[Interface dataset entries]
------------------------------------------------------------------------

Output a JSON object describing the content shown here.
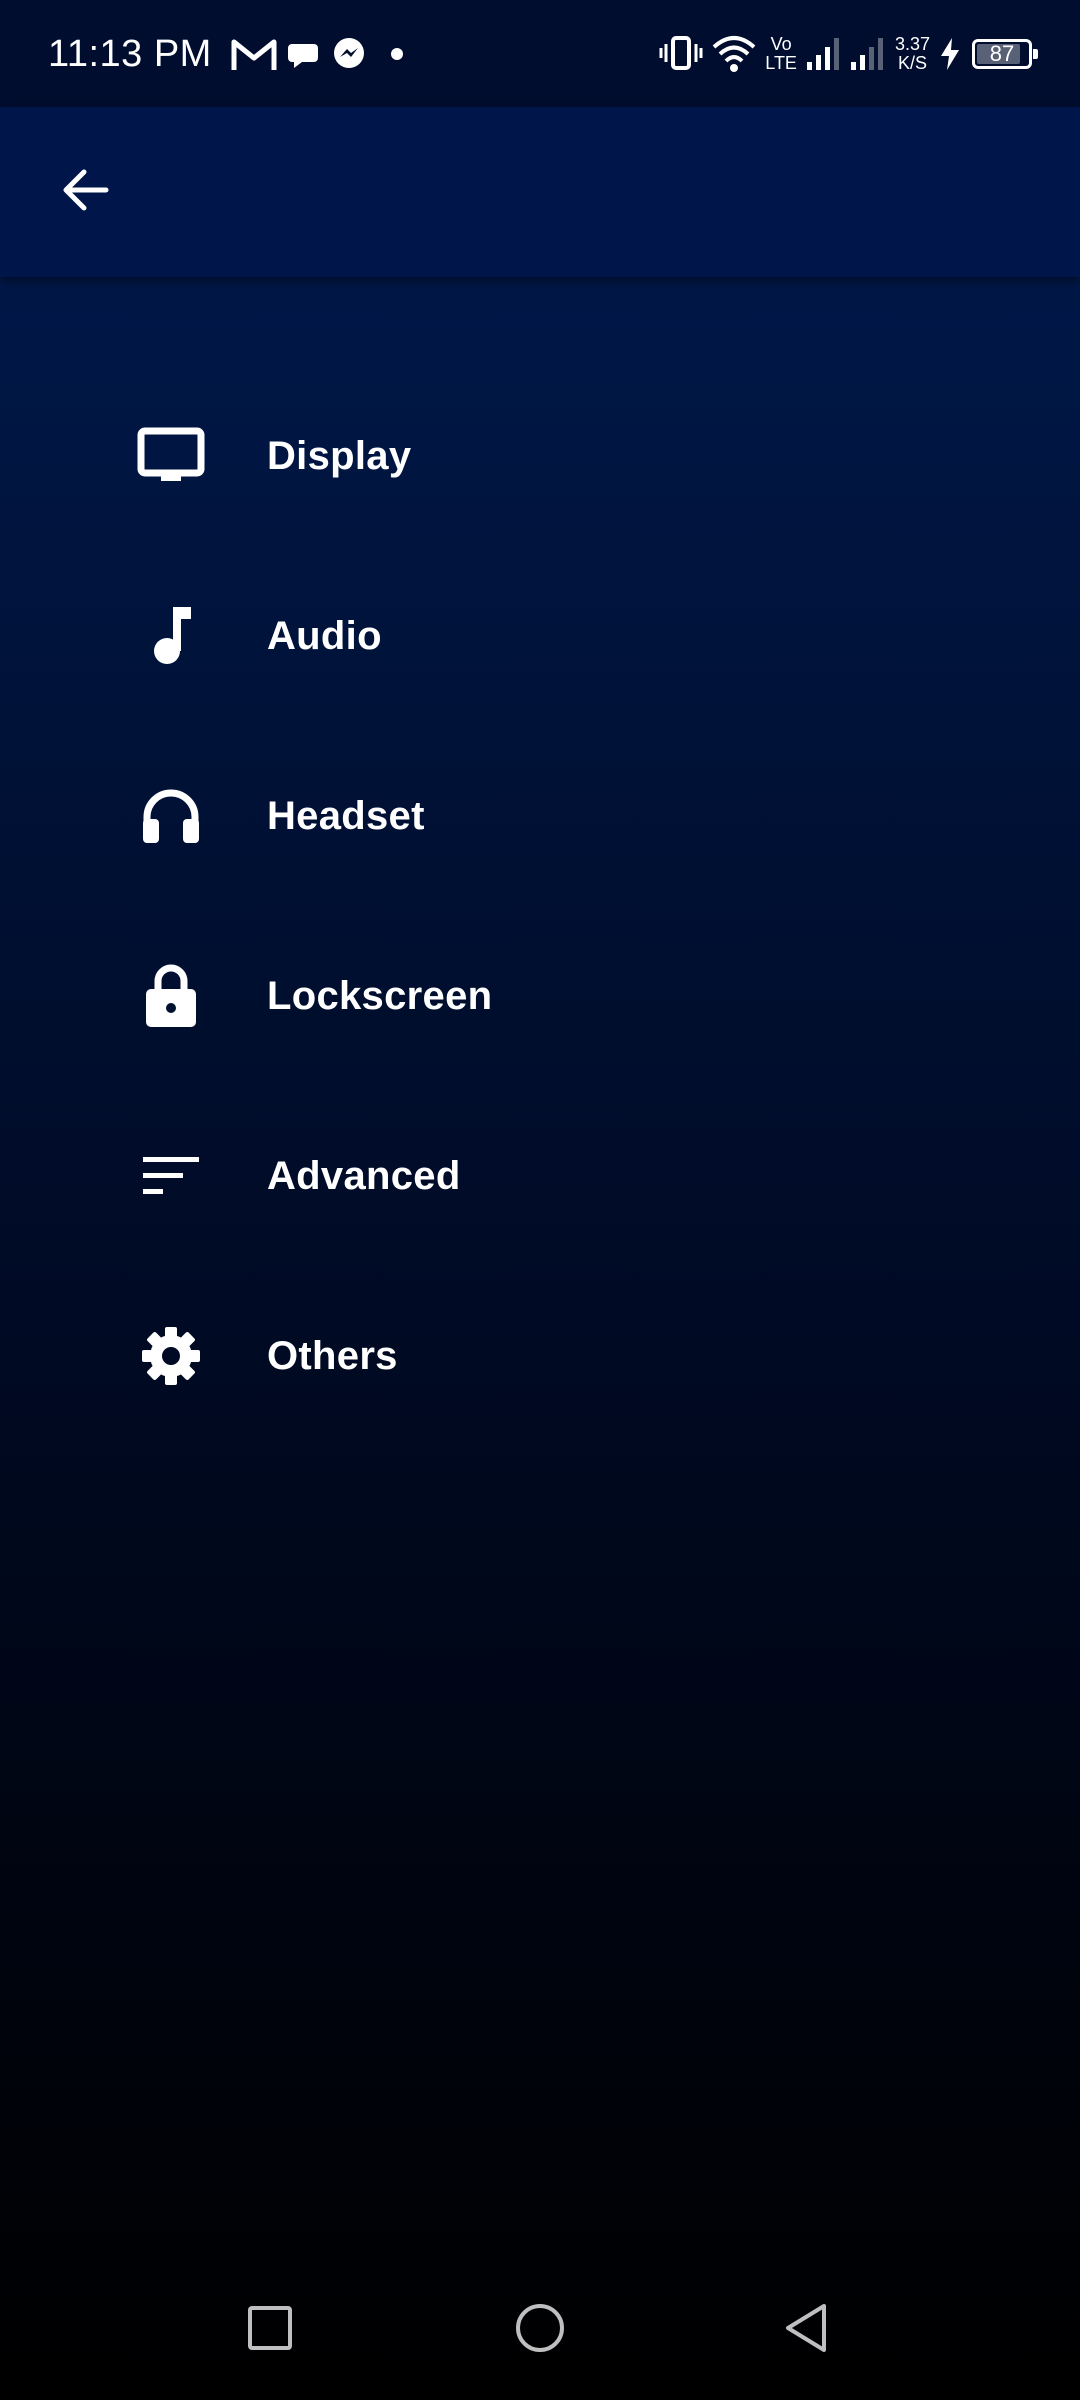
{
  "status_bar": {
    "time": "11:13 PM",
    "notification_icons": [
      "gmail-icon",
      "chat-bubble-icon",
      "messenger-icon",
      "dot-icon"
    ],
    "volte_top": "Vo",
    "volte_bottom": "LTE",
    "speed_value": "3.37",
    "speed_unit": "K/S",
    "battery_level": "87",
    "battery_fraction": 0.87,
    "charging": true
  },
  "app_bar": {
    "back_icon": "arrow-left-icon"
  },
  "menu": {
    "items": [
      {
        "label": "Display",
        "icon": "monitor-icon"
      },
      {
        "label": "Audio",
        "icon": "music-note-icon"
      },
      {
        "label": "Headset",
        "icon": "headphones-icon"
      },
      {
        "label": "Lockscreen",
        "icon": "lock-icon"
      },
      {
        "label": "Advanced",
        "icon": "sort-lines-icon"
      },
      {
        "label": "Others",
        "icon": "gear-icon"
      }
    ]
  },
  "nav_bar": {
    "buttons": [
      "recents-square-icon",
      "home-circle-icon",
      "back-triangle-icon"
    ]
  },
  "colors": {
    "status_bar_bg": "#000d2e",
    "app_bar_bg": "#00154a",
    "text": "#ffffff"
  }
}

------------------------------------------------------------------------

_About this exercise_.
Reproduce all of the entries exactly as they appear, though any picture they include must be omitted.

_Result_.
Output a JSON object describing the content shown here.
{
  "status_bar": {
    "time": "11:13 PM",
    "notification_icons": [
      "gmail-icon",
      "chat-bubble-icon",
      "messenger-icon",
      "dot-icon"
    ],
    "volte_top": "Vo",
    "volte_bottom": "LTE",
    "speed_value": "3.37",
    "speed_unit": "K/S",
    "battery_level": "87",
    "battery_fraction": 0.87,
    "charging": true
  },
  "app_bar": {
    "back_icon": "arrow-left-icon"
  },
  "menu": {
    "items": [
      {
        "label": "Display",
        "icon": "monitor-icon"
      },
      {
        "label": "Audio",
        "icon": "music-note-icon"
      },
      {
        "label": "Headset",
        "icon": "headphones-icon"
      },
      {
        "label": "Lockscreen",
        "icon": "lock-icon"
      },
      {
        "label": "Advanced",
        "icon": "sort-lines-icon"
      },
      {
        "label": "Others",
        "icon": "gear-icon"
      }
    ]
  },
  "nav_bar": {
    "buttons": [
      "recents-square-icon",
      "home-circle-icon",
      "back-triangle-icon"
    ]
  },
  "colors": {
    "status_bar_bg": "#000d2e",
    "app_bar_bg": "#00154a",
    "text": "#ffffff"
  }
}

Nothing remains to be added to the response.